FORT BLISS, Texas -- Numerous U.S. and Mexican dignitaries attended the official grand opening of the U.S. Consulate General in Ciudad Juarez, Mexico.

The new $66 million, four-story facility will employ about 300 people. It includes 109 service windows where Mexican immigrant visas and American border crossing cards and travel documents will be processed. It is the largest U.S. consulate in the world.

Antonio O. Garza Jr., U.S. ambassador to Mexico and the keynote speaker for the event, said the impressive consulate was overdue and built in Juarez because of the $1 billion in trade and the more than a million people who cross the border. He said one of his constant goals as an ambassador has been to make sure people in Washington and Mexico understand border issues.

"But we don't do just visas," Garza said. "We are representatives who cooperate with Mexican authorities on immigration, law enforcement and trade. We are working on deepening and multiplying the ties that bind both sides of the border by promoting cultural and education programs to deepen understanding between Americans and Mexicans."

During his tenure, Garza traveled throughout Mexico listening to people's concerns regarding the security of their children and communities.
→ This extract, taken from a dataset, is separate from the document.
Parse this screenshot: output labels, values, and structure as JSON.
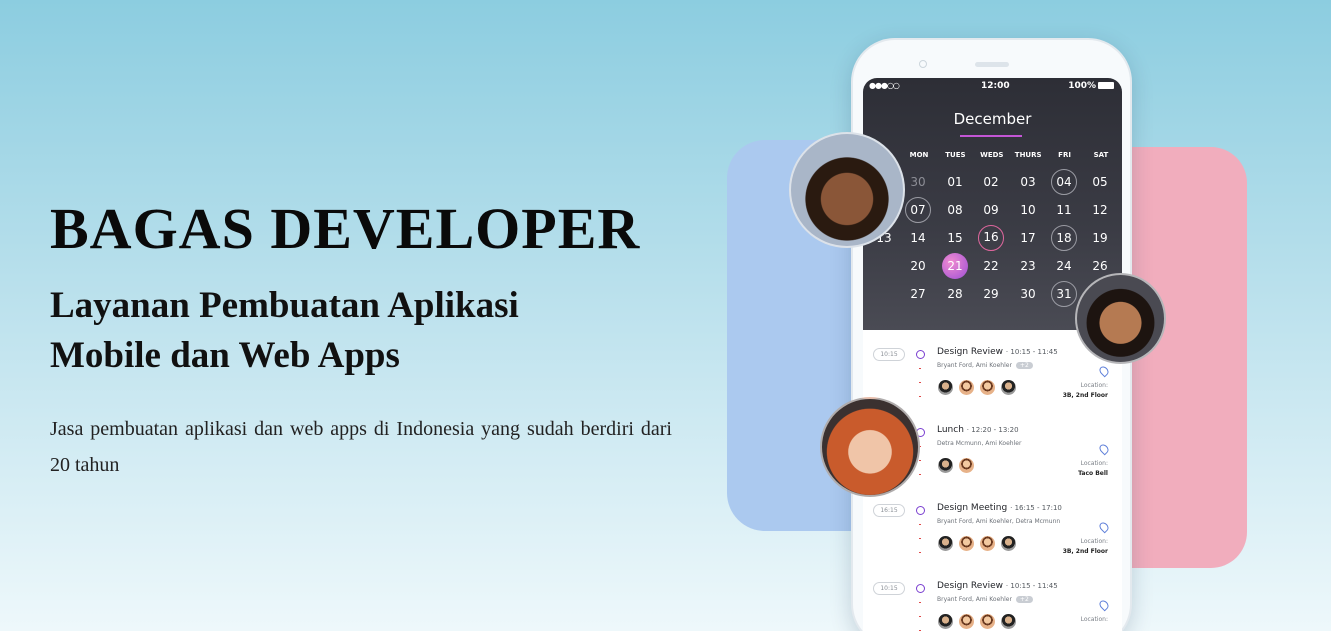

He said the U.S. government has also heard about the issues and that is why it has pledged to work as a friend and neighbor to confront common goals, Garza said.

One of those pledges is the Merida Initiative, a $1.4-billion bill that over several years is going to provide very concrete assistance to the Mexican government in their fight against drug trafficking, said Brig. Gen. Sean MacFarland, commanding officer of Joint Task Force North. Assistance will include training, detection equipment and aircraft.

"I think the opening today sends a tremendous signal to the Mexican people," said MacFarland. "It tells them we place a high degree of importance in our relationship with the people of Mexico and specifically the people along our border, in facilitating better cooperation and stronger ties between the two countries. It was great for us to be here today. We enjoy working with our counterparts in the law enforcement agencies on both sides of the border. It is a good relationship and it's getting stronger every day."

The Juarez consulate dates back to the 1800s where a staff of four provided assistance to American citizens in need. After a mining industry developed and the railroad was brought into Paso del Norte, bilateral trade increased significantly drawing more U.S. companies and tourist to the area.

Today, Ciudad Juarez and El Paso are North America's third largest manufacturing center and forms the largest bi-national metropolitan area along the entire U.S., Mexico border. It is the world's busiest, handling the most immigrant visas of any such facility. It is the only site in Mexico to apply for U.S. immigrant visas.